Parliament on Thursday passed the Payment Systems Act 2009 being an act to provide for the establishment, operations and supervision of payments.
Explaining the nature of the Act in Parliament, the deputy Minister of Finance and Economic Development Dr. Richard Konteh said Payment Systems plays a very crucial role in any economy from one segment of the economy to the other as well as representing the foundation of the pivotal roles including policy, financial and overall economic policy.
The deputy finance Minister also explained that the advancement of information communication technology has impacted positively on service delivery in the sector of the economy within the West African Monetary Zone (WAMZ).
To match up with that development, the Minister said appropriate legislation was needed to deal with banking and payments. He stated that the other WAMZ member states have the legal frame work that reflects the most recent development in technology and have also reached the level of modernization of their payment systems.
Dr. Konteh further stated that Ghana had their payment system in 2003 but that theirs and that of the Sierra Leone payment systems have many provisions in common.

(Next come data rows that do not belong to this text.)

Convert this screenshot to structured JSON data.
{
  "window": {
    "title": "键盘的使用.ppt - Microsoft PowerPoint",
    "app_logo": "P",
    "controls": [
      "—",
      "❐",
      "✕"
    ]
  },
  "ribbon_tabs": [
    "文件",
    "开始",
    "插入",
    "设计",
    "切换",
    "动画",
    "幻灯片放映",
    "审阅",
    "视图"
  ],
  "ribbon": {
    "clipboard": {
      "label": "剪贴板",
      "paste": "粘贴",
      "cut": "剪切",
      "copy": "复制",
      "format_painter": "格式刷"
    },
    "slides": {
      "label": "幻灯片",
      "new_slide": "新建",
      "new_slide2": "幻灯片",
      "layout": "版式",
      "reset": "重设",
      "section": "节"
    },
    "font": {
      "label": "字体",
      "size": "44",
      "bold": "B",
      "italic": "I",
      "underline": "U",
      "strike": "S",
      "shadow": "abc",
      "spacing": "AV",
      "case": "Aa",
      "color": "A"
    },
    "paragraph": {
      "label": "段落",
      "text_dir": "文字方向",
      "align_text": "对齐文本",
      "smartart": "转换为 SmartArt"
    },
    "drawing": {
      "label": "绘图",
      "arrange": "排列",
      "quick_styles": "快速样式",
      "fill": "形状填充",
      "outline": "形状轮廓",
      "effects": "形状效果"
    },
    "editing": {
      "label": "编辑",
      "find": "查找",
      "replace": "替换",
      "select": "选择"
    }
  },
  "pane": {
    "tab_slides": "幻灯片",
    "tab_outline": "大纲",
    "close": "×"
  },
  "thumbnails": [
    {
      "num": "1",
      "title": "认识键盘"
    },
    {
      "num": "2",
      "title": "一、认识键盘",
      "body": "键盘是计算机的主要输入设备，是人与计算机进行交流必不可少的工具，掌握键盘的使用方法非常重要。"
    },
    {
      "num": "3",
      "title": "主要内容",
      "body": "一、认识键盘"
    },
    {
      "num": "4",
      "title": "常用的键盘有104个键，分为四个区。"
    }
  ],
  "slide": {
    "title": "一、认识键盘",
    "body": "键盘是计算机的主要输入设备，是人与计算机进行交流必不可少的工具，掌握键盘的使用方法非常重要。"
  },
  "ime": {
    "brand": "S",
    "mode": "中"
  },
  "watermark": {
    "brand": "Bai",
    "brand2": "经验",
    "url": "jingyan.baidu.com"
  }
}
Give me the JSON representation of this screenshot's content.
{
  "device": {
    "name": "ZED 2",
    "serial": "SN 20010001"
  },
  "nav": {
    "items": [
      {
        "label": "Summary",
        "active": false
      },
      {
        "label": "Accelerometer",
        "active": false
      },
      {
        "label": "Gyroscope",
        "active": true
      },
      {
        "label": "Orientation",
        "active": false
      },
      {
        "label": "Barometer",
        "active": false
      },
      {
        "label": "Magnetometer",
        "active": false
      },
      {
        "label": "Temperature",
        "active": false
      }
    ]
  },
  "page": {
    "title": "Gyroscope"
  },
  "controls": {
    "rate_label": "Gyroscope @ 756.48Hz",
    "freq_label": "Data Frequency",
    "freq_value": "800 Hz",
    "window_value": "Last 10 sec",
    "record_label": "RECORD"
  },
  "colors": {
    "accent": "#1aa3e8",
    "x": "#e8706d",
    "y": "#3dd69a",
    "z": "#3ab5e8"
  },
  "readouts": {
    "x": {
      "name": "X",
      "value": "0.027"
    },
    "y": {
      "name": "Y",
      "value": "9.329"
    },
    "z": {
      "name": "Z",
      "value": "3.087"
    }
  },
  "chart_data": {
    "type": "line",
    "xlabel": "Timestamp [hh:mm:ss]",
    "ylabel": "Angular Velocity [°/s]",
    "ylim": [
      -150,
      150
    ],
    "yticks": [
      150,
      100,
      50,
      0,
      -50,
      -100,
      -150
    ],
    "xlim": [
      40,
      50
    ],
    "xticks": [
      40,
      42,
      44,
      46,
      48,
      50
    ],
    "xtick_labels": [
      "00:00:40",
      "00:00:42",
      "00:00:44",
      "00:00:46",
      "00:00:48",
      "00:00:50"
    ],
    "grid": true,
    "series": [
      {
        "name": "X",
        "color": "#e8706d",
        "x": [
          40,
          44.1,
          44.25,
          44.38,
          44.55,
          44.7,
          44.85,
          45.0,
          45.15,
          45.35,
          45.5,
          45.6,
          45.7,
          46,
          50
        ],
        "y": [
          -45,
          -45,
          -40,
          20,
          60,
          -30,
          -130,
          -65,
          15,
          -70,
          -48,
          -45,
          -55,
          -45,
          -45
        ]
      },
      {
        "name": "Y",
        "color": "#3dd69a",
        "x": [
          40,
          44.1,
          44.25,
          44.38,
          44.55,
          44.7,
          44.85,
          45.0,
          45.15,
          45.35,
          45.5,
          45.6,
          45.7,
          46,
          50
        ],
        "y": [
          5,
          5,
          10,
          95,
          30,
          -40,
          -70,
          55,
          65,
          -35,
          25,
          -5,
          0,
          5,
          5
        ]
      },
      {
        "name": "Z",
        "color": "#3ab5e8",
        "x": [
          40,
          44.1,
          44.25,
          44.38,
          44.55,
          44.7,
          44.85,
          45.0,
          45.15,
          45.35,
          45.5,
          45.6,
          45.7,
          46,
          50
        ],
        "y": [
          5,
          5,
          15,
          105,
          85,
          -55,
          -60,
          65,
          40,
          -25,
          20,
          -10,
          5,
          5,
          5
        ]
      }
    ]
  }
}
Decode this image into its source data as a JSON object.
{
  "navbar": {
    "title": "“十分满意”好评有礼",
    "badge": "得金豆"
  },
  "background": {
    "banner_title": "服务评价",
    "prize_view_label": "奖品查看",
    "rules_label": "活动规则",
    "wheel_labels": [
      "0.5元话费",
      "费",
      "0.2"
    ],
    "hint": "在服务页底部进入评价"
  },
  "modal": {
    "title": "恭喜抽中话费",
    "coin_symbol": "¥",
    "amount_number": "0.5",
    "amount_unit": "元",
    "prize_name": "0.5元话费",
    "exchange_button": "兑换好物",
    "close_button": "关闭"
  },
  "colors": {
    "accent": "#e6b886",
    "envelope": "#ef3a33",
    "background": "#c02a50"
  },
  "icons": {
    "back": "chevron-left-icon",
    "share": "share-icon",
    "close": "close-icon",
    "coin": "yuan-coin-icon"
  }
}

Explaining the objective of the bill, the Deputy Finance Minster said it was to provide for the establishment, designation, operations and supervision of electronics and other payment systems. It also seeks to provide the efficient cooperation of payment and to control the systemic and promote competition in the payment services within the West African Zone.
He further said once the payment system was approved, the Bank Governor shall approve the regulation for each payment system and a common legal frame work with rules and regulations. These will include Banks, corporate entities, Government and the General Public, and all will be assured that laws will apply in any WAMZ member country.
He however mentioned that the central Bank shall establish and operate payments on clearly accepted systems and can also determine the standards for the observation of the system.
By Ishmael Bayoh